The reply should contain each record below, returned exactly as given.

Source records
-- -- --
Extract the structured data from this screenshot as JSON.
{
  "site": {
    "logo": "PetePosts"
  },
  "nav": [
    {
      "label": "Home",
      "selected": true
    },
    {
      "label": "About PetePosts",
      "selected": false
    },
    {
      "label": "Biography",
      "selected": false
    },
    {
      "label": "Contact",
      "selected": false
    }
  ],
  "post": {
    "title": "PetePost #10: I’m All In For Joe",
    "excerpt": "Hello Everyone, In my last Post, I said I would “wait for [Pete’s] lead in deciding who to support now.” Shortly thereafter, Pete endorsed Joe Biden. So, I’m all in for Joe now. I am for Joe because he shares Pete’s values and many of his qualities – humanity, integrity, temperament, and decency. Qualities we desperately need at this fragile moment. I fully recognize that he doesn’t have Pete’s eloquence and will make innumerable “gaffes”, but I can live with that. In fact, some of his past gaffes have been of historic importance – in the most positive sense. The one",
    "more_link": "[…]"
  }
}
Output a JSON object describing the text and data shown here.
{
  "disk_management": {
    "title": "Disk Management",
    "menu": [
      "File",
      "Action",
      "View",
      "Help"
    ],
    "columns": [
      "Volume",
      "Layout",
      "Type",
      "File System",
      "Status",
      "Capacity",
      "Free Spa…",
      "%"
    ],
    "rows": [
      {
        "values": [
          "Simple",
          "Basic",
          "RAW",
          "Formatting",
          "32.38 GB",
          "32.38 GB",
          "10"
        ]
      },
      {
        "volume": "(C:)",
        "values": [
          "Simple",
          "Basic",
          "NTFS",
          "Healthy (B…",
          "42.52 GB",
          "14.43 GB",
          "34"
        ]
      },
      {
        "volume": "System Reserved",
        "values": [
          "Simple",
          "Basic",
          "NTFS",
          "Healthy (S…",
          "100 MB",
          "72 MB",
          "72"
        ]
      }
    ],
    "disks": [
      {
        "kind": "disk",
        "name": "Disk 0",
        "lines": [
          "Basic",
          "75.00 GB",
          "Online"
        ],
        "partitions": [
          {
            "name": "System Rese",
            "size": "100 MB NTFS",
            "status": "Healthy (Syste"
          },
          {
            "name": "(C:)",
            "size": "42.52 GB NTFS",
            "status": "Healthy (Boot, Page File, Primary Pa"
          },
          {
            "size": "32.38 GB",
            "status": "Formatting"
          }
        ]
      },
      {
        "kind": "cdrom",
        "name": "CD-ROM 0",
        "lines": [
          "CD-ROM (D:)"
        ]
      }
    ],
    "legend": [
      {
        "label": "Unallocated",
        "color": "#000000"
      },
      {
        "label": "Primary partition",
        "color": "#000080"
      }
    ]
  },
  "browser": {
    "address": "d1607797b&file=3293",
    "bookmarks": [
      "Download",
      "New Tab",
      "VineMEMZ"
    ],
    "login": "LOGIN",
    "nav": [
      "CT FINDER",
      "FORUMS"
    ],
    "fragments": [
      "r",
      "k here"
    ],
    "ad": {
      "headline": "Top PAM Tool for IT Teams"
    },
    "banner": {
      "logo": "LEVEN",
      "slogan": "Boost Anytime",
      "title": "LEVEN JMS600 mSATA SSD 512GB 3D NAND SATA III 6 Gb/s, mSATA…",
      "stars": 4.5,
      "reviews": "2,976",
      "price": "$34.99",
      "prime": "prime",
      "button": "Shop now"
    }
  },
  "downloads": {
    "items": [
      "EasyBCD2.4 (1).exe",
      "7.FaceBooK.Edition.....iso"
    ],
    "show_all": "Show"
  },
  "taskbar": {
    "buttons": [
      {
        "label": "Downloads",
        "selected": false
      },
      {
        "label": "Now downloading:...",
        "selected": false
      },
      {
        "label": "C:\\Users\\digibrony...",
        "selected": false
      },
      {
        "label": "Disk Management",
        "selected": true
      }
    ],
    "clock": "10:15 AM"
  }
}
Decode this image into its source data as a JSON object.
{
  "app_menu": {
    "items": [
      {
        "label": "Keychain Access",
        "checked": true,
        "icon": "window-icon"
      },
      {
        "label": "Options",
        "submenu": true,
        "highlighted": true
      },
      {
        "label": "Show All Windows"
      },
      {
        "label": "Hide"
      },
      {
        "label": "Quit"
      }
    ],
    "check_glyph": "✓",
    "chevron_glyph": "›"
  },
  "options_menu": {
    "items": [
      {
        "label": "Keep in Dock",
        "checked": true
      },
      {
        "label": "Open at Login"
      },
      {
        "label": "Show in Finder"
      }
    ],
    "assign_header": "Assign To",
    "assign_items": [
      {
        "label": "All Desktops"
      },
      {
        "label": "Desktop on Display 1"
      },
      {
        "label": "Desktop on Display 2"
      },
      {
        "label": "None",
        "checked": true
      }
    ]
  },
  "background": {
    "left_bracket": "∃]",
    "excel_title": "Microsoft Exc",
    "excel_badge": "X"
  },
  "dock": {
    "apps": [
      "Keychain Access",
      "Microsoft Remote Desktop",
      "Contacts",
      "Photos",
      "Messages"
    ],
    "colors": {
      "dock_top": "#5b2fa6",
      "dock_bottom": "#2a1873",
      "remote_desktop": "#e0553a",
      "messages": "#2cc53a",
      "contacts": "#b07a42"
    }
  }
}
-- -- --
**Response**:
Extract the structured data from this screenshot as JSON.
{
  "site": {
    "logo": "PetePosts"
  },
  "nav": [
    {
      "label": "Home",
      "selected": true
    },
    {
      "label": "About PetePosts",
      "selected": false
    },
    {
      "label": "Biography",
      "selected": false
    },
    {
      "label": "Contact",
      "selected": false
    }
  ],
  "post": {
    "title": "PetePost #10: I’m All In For Joe",
    "excerpt": "Hello Everyone, In my last Post, I said I would “wait for [Pete’s] lead in deciding who to support now.” Shortly thereafter, Pete endorsed Joe Biden. So, I’m all in for Joe now. I am for Joe because he shares Pete’s values and many of his qualities – humanity, integrity, temperament, and decency. Qualities we desperately need at this fragile moment. I fully recognize that he doesn’t have Pete’s eloquence and will make innumerable “gaffes”, but I can live with that. In fact, some of his past gaffes have been of historic importance – in the most positive sense. The one",
    "more_link": "[…]"
  }
}
Output a JSON object describing the text and data shown here.
{
  "disk_management": {
    "title": "Disk Management",
    "menu": [
      "File",
      "Action",
      "View",
      "Help"
    ],
    "columns": [
      "Volume",
      "Layout",
      "Type",
      "File System",
      "Status",
      "Capacity",
      "Free Spa…",
      "%"
    ],
    "rows": [
      {
        "values": [
          "Simple",
          "Basic",
          "RAW",
          "Formatting",
          "32.38 GB",
          "32.38 GB",
          "10"
        ]
      },
      {
        "volume": "(C:)",
        "values": [
          "Simple",
          "Basic",
          "NTFS",
          "Healthy (B…",
          "42.52 GB",
          "14.43 GB",
          "34"
        ]
      },
      {
        "volume": "System Reserved",
        "values": [
          "Simple",
          "Basic",
          "NTFS",
          "Healthy (S…",
          "100 MB",
          "72 MB",
          "72"
        ]
      }
    ],
    "disks": [
      {
        "kind": "disk",
        "name": "Disk 0",
        "lines": [
          "Basic",
          "75.00 GB",
          "Online"
        ],
        "partitions": [
          {
            "name": "System Rese",
            "size": "100 MB NTFS",
            "status": "Healthy (Syste"
          },
          {
            "name": "(C:)",
            "size": "42.52 GB NTFS",
            "status": "Healthy (Boot, Page File, Primary Pa"
          },
          {
            "size": "32.38 GB",
            "status": "Formatting"
          }
        ]
      },
      {
        "kind": "cdrom",
        "name": "CD-ROM 0",
        "lines": [
          "CD-ROM (D:)"
        ]
      }
    ],
    "legend": [
      {
        "label": "Unallocated",
        "color": "#000000"
      },
      {
        "label": "Primary partition",
        "color": "#000080"
      }
    ]
  },
  "browser": {
    "address": "d1607797b&file=3293",
    "bookmarks": [
      "Download",
      "New Tab",
      "VineMEMZ"
    ],
    "login": "LOGIN",
    "nav": [
      "CT FINDER",
      "FORUMS"
    ],
    "fragments": [
      "r",
      "k here"
    ],
    "ad": {
      "headline": "Top PAM Tool for IT Teams"
    },
    "banner": {
      "logo": "LEVEN",
      "slogan": "Boost Anytime",
      "title": "LEVEN JMS600 mSATA SSD 512GB 3D NAND SATA III 6 Gb/s, mSATA…",
      "stars": 4.5,
      "reviews": "2,976",
      "price": "$34.99",
      "prime": "prime",
      "button": "Shop now"
    }
  },
  "downloads": {
    "items": [
      "EasyBCD2.4 (1).exe",
      "7.FaceBooK.Edition.....iso"
    ],
    "show_all": "Show"
  },
  "taskbar": {
    "buttons": [
      {
        "label": "Downloads",
        "selected": false
      },
      {
        "label": "Now downloading:...",
        "selected": false
      },
      {
        "label": "C:\\Users\\digibrony...",
        "selected": false
      },
      {
        "label": "Disk Management",
        "selected": true
      }
    ],
    "clock": "10:15 AM"
  }
}
Decode this image into its source data as a JSON object.
{
  "app_menu": {
    "items": [
      {
        "label": "Keychain Access",
        "checked": true,
        "icon": "window-icon"
      },
      {
        "label": "Options",
        "submenu": true,
        "highlighted": true
      },
      {
        "label": "Show All Windows"
      },
      {
        "label": "Hide"
      },
      {
        "label": "Quit"
      }
    ],
    "check_glyph": "✓",
    "chevron_glyph": "›"
  },
  "options_menu": {
    "items": [
      {
        "label": "Keep in Dock",
        "checked": true
      },
      {
        "label": "Open at Login"
      },
      {
        "label": "Show in Finder"
      }
    ],
    "assign_header": "Assign To",
    "assign_items": [
      {
        "label": "All Desktops"
      },
      {
        "label": "Desktop on Display 1"
      },
      {
        "label": "Desktop on Display 2"
      },
      {
        "label": "None",
        "checked": true
      }
    ]
  },
  "background": {
    "left_bracket": "∃]",
    "excel_title": "Microsoft Exc",
    "excel_badge": "X"
  },
  "dock": {
    "apps": [
      "Keychain Access",
      "Microsoft Remote Desktop",
      "Contacts",
      "Photos",
      "Messages"
    ],
    "colors": {
      "dock_top": "#5b2fa6",
      "dock_bottom": "#2a1873",
      "remote_desktop": "#e0553a",
      "messages": "#2cc53a",
      "contacts": "#b07a42"
    }
  }
}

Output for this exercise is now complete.